Counterpoint Research has good data on the global smartphone market, and especially in emerging markets like India, so the numbers here are broadly reliable. India is a fascinating market – Apple and others have often compared it to China, but though the size is similar the demographics and wealth are very different, even if you compare India today to China a few years back. I’m not yet convinced that India is going to look like China does today anytime soon from a smartphone perspective, and that makes life very tough for a brand like Apple, which was tenth in the overall market share rankings. It did capture 62% of the premium market in Q4, but the premium segment is only a tiny fraction of the overall Indian market, which continues to be dominated by cheaper handsets, increasingly coming from Chinese vendors. You might be interested in this piece I wrote a few months ago about Apple’s prospects in India.
What happened to virtual reality? – Business Insider (Jan 21, 2017)
This piece argues that VR is currently underperforming expectations, and hasn’t panned out the way many of its proponents hoped. In reality (no pun intended), I think most of the companies have been pretty realistic about the prospects for the current generation of VR technology – Facebook in particular has said it doesn’t expect Oculus sales to be material to its overall financial picture, for example. So this is as much about inflated expectations around VR that came from others – observers, proponents, fans – than from the companies themselves. But in some ways that doesn’t matter – the narrative was that VR was finally here and going mainstream, and now it’s becoming that VR is falling short of expectations. The first was misguided, and now the second flows from those misguided expectations rather than from actual performance in the market. VR is still at a very early stage, and though Samsung has sold 5 million mobile VR headsets, it’s mostly still a niche proposition today, limited largely to the hardcore gaming market.
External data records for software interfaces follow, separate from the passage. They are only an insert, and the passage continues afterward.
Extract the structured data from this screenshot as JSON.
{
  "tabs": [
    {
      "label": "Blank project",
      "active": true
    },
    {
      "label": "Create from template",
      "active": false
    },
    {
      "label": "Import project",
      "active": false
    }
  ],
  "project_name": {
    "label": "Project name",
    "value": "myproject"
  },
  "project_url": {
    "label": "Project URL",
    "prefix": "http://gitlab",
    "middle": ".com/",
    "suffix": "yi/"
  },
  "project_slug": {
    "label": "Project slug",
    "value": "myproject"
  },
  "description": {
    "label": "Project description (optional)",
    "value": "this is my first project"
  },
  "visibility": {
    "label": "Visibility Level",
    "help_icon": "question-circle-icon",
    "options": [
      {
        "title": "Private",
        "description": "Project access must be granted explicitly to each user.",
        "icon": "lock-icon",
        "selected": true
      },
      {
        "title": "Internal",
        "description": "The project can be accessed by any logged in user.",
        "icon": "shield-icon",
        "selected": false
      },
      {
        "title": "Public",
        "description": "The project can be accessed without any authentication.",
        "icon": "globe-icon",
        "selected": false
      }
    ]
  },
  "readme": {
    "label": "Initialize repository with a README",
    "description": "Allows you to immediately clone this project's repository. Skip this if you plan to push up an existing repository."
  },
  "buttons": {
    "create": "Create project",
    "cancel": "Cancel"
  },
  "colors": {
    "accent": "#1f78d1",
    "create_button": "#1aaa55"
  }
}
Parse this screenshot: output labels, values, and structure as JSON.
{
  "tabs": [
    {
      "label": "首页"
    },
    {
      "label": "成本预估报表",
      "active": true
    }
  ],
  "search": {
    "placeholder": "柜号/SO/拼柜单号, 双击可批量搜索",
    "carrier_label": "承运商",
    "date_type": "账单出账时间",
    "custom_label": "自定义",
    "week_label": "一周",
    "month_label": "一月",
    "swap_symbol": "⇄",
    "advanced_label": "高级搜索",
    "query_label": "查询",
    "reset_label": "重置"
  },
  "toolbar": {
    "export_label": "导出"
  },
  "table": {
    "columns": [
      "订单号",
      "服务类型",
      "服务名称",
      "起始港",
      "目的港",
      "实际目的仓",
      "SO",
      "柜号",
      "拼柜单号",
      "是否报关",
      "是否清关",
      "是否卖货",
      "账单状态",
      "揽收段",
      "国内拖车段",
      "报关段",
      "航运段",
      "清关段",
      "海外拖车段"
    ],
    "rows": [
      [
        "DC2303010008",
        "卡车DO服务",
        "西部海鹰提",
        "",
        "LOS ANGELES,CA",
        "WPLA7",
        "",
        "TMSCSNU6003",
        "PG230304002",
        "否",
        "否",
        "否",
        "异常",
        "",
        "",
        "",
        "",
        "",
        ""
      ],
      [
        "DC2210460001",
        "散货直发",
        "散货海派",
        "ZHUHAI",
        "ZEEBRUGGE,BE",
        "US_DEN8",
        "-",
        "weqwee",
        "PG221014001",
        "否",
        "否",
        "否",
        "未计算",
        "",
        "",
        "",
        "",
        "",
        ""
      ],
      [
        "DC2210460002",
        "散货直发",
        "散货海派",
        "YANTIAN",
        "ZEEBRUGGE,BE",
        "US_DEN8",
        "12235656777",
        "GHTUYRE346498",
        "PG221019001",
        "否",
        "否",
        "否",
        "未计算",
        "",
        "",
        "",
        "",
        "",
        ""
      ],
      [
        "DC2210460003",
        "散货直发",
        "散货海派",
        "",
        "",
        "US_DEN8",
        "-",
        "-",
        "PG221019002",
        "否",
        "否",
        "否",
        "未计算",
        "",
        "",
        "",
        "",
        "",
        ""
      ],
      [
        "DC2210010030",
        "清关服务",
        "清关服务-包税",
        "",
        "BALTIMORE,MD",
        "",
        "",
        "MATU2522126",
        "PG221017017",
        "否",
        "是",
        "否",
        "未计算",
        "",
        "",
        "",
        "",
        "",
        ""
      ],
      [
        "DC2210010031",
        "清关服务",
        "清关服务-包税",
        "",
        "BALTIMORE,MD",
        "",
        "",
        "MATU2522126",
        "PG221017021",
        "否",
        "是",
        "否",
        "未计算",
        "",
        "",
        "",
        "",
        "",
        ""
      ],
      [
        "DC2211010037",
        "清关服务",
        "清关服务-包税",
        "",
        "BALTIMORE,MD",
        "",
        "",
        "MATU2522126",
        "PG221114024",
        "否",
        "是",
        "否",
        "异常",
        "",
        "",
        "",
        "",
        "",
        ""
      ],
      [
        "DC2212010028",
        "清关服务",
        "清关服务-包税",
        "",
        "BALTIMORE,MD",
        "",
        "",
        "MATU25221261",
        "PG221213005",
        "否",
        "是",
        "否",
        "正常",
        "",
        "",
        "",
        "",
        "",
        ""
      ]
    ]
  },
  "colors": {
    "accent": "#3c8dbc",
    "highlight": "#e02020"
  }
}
It’ll take both technological advances and much more compelling content to appeal to non-gamers.